Medical fraternity is upset with ruling dispensation

Namrata Devikar
Saturday, 12 May 2018

In the wake of unrest in the medical fraternity due to tabling of the National Medical Commission (NMC) Bill in Parliament and the recent remarks made by Prime Minister Narendra Modi in London on the alleged nexus between doctors and pharmaceutical companies, doctors across the country are disappointed. 

The question is whether this unrest among doctors will result in the Bharatiya Janata Party (BJP) losing a huge chunk of votes in the Lok Sabha elections in 2019.

In the wake of unrest in the medical fraternity due to tabling of the National Medical Commission (NMC) Bill in Parliament and the recent remarks made by Prime Minister Narendra Modi in London on the alleged nexus between doctors and pharmaceutical companies, doctors across the country are disappointed. 

The question is whether this unrest among doctors will result in the Bharatiya Janata Party (BJP) losing a huge chunk of votes in the Lok Sabha elections in 2019.

Most of the doctors have supported the BJP so far, as they believed that the country needed a new, stronger and honest leadership for a better and a bright future. However, in the last one year, poor policymaking by the Centre has left the medical fraternity and those who aspire to be a part of it sceptical about bringing the party in power again in 2019.

Speaking to Sakal Times, Dr Nitin Bhagali, from the Pune Citizens Doctors Forum said most of the doctors might now vote for ‘None of the above’, popularly known as NOTA.

“The doctors have suffered a lot. With the recent remarks made by the prime minister in London, the image of the medical fraternity in the eye of the common man is now tainted. Sadly, it was made by the Prime Minister himself in the United Kingdom (UK), where the public healthcare system is run by Indian doctors,” said Dr Bhagali.

He added that the PM seems to be in favour of Ayurveda and Homeopathy. “The bridge course proposed in the NMC Bill will hamper the overall quality of healthcare given to the people. A doctor from Ayurveda and Homeopathy will be able to easily learn allopathy, otherwise for which one normally spends more than four years,” said Dr Bhagali.

He hinted that these decisions have left the medical fraternity upset with the current government, which will play a major role in the 2019 Lok Sabha elections.

Echoing similar sentiments, Dr Parthiv Sanghvi, Maharashtra State Secretary for Indian Medical Association (IMA), said the health budget allocation under the ruling government has remained the same.

“The Union health budget has not allocated more funds to the sector. This also reflects the hesitation shown by the government in strengthening the public health infrastructure. Doctors in the government sector are also unhappy, as they cannot work without proper infrastructure, which all governments have failed to provide,” said Sanghvi. 

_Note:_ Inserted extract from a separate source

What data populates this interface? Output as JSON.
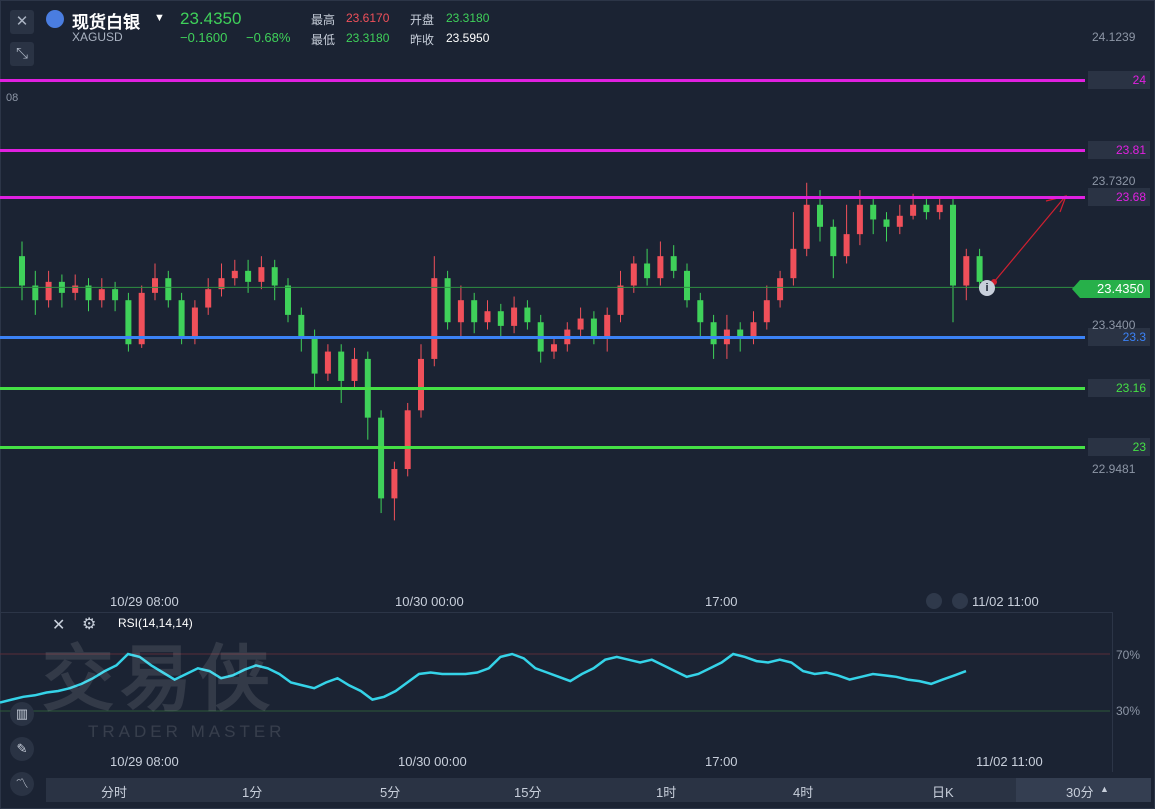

He said the NMC Bill aims at making medical education more expensive. “In that case, more and more students would choose to work with a private facility as the pay scale is better there. This will add to the shortage of doctors and force patients to choose private hospitals for treatment. This will increase the out-of-pocket expenditure of patients,” said Dr Sanghvi.

The future of medicine, medical aspirants are facing trouble as the government intends to bring the NMC bill and letting private colleges regulate fees making the medical education too expensive. The ruling government has faced protests by the IMA across the country. In addition to this, the remarks made by the PM have left a feeling of anguish among doctors. If the BJP aims to please this vote bank for 2019, it has to do a major course correction while drafting and implementing its policies.

Related News